WHAT IS REQUIRED: What comes back must be the data itself, retyped exactly.

(Data entries)
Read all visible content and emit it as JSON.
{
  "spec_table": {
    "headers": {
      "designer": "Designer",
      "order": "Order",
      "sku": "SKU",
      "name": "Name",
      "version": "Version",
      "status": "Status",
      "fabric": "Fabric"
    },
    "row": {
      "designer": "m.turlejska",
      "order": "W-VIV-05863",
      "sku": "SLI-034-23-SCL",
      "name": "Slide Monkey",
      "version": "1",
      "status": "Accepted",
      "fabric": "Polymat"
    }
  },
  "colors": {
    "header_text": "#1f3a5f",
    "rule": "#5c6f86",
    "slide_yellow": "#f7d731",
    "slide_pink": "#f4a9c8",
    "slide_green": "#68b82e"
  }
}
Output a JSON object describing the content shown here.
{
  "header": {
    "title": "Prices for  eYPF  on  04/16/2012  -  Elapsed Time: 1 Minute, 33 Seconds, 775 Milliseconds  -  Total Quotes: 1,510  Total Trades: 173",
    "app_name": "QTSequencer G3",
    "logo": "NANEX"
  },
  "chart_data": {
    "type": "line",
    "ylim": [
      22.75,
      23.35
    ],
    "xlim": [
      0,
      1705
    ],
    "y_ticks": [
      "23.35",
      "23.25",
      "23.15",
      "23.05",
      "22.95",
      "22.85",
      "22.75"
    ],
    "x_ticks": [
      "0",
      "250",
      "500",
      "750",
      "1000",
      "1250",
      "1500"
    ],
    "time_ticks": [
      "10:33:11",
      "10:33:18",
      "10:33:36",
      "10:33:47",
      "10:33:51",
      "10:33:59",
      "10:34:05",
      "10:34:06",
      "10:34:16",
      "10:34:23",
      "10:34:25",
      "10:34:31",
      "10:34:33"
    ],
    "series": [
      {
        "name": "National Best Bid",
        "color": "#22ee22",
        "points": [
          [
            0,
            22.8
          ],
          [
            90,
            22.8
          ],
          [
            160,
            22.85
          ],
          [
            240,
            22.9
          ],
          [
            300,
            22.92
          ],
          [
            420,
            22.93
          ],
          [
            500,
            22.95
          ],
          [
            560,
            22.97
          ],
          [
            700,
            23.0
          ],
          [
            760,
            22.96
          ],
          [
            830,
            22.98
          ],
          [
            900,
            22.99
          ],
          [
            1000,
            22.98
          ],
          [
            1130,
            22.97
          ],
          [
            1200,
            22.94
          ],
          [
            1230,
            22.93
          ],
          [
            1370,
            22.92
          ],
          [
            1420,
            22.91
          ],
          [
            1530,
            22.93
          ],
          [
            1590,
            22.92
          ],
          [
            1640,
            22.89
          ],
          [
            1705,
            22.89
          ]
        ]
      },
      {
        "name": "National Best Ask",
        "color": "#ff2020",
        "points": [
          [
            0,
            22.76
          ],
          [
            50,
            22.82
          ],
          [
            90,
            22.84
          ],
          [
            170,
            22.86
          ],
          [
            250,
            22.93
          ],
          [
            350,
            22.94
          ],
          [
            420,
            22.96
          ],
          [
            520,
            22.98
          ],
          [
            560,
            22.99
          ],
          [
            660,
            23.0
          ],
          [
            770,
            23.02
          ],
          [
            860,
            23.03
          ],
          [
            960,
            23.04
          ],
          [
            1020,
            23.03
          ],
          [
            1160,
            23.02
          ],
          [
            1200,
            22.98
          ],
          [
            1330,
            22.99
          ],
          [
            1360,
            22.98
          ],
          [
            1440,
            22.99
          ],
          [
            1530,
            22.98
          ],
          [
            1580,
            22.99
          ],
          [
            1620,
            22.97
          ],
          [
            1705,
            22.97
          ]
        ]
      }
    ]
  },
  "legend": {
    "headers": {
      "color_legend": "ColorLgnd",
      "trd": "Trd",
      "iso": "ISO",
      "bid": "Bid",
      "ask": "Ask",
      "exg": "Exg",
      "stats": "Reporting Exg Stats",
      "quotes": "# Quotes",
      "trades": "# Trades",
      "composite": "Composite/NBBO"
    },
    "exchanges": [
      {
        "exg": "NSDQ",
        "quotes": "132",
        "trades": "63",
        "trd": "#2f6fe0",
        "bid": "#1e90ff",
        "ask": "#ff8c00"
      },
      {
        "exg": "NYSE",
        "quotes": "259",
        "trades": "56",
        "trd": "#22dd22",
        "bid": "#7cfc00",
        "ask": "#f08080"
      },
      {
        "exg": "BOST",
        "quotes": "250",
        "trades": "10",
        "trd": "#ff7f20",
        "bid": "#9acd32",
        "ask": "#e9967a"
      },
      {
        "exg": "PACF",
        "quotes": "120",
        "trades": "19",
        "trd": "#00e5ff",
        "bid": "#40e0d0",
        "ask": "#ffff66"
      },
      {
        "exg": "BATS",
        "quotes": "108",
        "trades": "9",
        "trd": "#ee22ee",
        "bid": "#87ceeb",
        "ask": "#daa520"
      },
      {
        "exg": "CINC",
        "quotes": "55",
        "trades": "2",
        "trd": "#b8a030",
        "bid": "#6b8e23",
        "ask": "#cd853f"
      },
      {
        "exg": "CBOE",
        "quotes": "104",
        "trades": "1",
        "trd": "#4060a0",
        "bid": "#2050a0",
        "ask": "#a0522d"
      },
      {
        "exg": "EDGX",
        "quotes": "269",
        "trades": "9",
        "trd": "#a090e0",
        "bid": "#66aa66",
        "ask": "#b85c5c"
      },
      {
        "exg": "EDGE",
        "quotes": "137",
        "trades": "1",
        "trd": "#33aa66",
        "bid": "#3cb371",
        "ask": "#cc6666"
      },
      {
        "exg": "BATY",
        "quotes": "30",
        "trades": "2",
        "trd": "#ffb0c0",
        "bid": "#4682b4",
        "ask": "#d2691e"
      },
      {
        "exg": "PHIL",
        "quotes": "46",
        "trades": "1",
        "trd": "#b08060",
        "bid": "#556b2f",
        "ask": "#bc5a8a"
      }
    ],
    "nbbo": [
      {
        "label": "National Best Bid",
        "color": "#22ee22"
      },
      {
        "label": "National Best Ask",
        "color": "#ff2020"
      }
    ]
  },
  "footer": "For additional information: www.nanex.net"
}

TASK RESULT:
Read all visible content and emit it as JSON.
{
  "spec_table": {
    "headers": {
      "designer": "Designer",
      "order": "Order",
      "sku": "SKU",
      "name": "Name",
      "version": "Version",
      "status": "Status",
      "fabric": "Fabric"
    },
    "row": {
      "designer": "m.turlejska",
      "order": "W-VIV-05863",
      "sku": "SLI-034-23-SCL",
      "name": "Slide Monkey",
      "version": "1",
      "status": "Accepted",
      "fabric": "Polymat"
    }
  },
  "colors": {
    "header_text": "#1f3a5f",
    "rule": "#5c6f86",
    "slide_yellow": "#f7d731",
    "slide_pink": "#f4a9c8",
    "slide_green": "#68b82e"
  }
}
Output a JSON object describing the content shown here.
{
  "header": {
    "title": "Prices for  eYPF  on  04/16/2012  -  Elapsed Time: 1 Minute, 33 Seconds, 775 Milliseconds  -  Total Quotes: 1,510  Total Trades: 173",
    "app_name": "QTSequencer G3",
    "logo": "NANEX"
  },
  "chart_data": {
    "type": "line",
    "ylim": [
      22.75,
      23.35
    ],
    "xlim": [
      0,
      1705
    ],
    "y_ticks": [
      "23.35",
      "23.25",
      "23.15",
      "23.05",
      "22.95",
      "22.85",
      "22.75"
    ],
    "x_ticks": [
      "0",
      "250",
      "500",
      "750",
      "1000",
      "1250",
      "1500"
    ],
    "time_ticks": [
      "10:33:11",
      "10:33:18",
      "10:33:36",
      "10:33:47",
      "10:33:51",
      "10:33:59",
      "10:34:05",
      "10:34:06",
      "10:34:16",
      "10:34:23",
      "10:34:25",
      "10:34:31",
      "10:34:33"
    ],
    "series": [
      {
        "name": "National Best Bid",
        "color": "#22ee22",
        "points": [
          [
            0,
            22.8
          ],
          [
            90,
            22.8
          ],
          [
            160,
            22.85
          ],
          [
            240,
            22.9
          ],
          [
            300,
            22.92
          ],
          [
            420,
            22.93
          ],
          [
            500,
            22.95
          ],
          [
            560,
            22.97
          ],
          [
            700,
            23.0
          ],
          [
            760,
            22.96
          ],
          [
            830,
            22.98
          ],
          [
            900,
            22.99
          ],
          [
            1000,
            22.98
          ],
          [
            1130,
            22.97
          ],
          [
            1200,
            22.94
          ],
          [
            1230,
            22.93
          ],
          [
            1370,
            22.92
          ],
          [
            1420,
            22.91
          ],
          [
            1530,
            22.93
          ],
          [
            1590,
            22.92
          ],
          [
            1640,
            22.89
          ],
          [
            1705,
            22.89
          ]
        ]
      },
      {
        "name": "National Best Ask",
        "color": "#ff2020",
        "points": [
          [
            0,
            22.76
          ],
          [
            50,
            22.82
          ],
          [
            90,
            22.84
          ],
          [
            170,
            22.86
          ],
          [
            250,
            22.93
          ],
          [
            350,
            22.94
          ],
          [
            420,
            22.96
          ],
          [
            520,
            22.98
          ],
          [
            560,
            22.99
          ],
          [
            660,
            23.0
          ],
          [
            770,
            23.02
          ],
          [
            860,
            23.03
          ],
          [
            960,
            23.04
          ],
          [
            1020,
            23.03
          ],
          [
            1160,
            23.02
          ],
          [
            1200,
            22.98
          ],
          [
            1330,
            22.99
          ],
          [
            1360,
            22.98
          ],
          [
            1440,
            22.99
          ],
          [
            1530,
            22.98
          ],
          [
            1580,
            22.99
          ],
          [
            1620,
            22.97
          ],
          [
            1705,
            22.97
          ]
        ]
      }
    ]
  },
  "legend": {
    "headers": {
      "color_legend": "ColorLgnd",
      "trd": "Trd",
      "iso": "ISO",
      "bid": "Bid",
      "ask": "Ask",
      "exg": "Exg",
      "stats": "Reporting Exg Stats",
      "quotes": "# Quotes",
      "trades": "# Trades",
      "composite": "Composite/NBBO"
    },
    "exchanges": [
      {
        "exg": "NSDQ",
        "quotes": "132",
        "trades": "63",
        "trd": "#2f6fe0",
        "bid": "#1e90ff",
        "ask": "#ff8c00"
      },
      {
        "exg": "NYSE",
        "quotes": "259",
        "trades": "56",
        "trd": "#22dd22",
        "bid": "#7cfc00",
        "ask": "#f08080"
      },
      {
        "exg": "BOST",
        "quotes": "250",
        "trades": "10",
        "trd": "#ff7f20",
        "bid": "#9acd32",
        "ask": "#e9967a"
      },
      {
        "exg": "PACF",
        "quotes": "120",
        "trades": "19",
        "trd": "#00e5ff",
        "bid": "#40e0d0",
        "ask": "#ffff66"
      },
      {
        "exg": "BATS",
        "quotes": "108",
        "trades": "9",
        "trd": "#ee22ee",
        "bid": "#87ceeb",
        "ask": "#daa520"
      },
      {
        "exg": "CINC",
        "quotes": "55",
        "trades": "2",
        "trd": "#b8a030",
        "bid": "#6b8e23",
        "ask": "#cd853f"
      },
      {
        "exg": "CBOE",
        "quotes": "104",
        "trades": "1",
        "trd": "#4060a0",
        "bid": "#2050a0",
        "ask": "#a0522d"
      },
      {
        "exg": "EDGX",
        "quotes": "269",
        "trades": "9",
        "trd": "#a090e0",
        "bid": "#66aa66",
        "ask": "#b85c5c"
      },
      {
        "exg": "EDGE",
        "quotes": "137",
        "trades": "1",
        "trd": "#33aa66",
        "bid": "#3cb371",
        "ask": "#cc6666"
      },
      {
        "exg": "BATY",
        "quotes": "30",
        "trades": "2",
        "trd": "#ffb0c0",
        "bid": "#4682b4",
        "ask": "#d2691e"
      },
      {
        "exg": "PHIL",
        "quotes": "46",
        "trades": "1",
        "trd": "#b08060",
        "bid": "#556b2f",
        "ask": "#bc5a8a"
      }
    ],
    "nbbo": [
      {
        "label": "National Best Bid",
        "color": "#22ee22"
      },
      {
        "label": "National Best Ask",
        "color": "#ff2020"
      }
    ]
  },
  "footer": "For additional information: www.nanex.net"
}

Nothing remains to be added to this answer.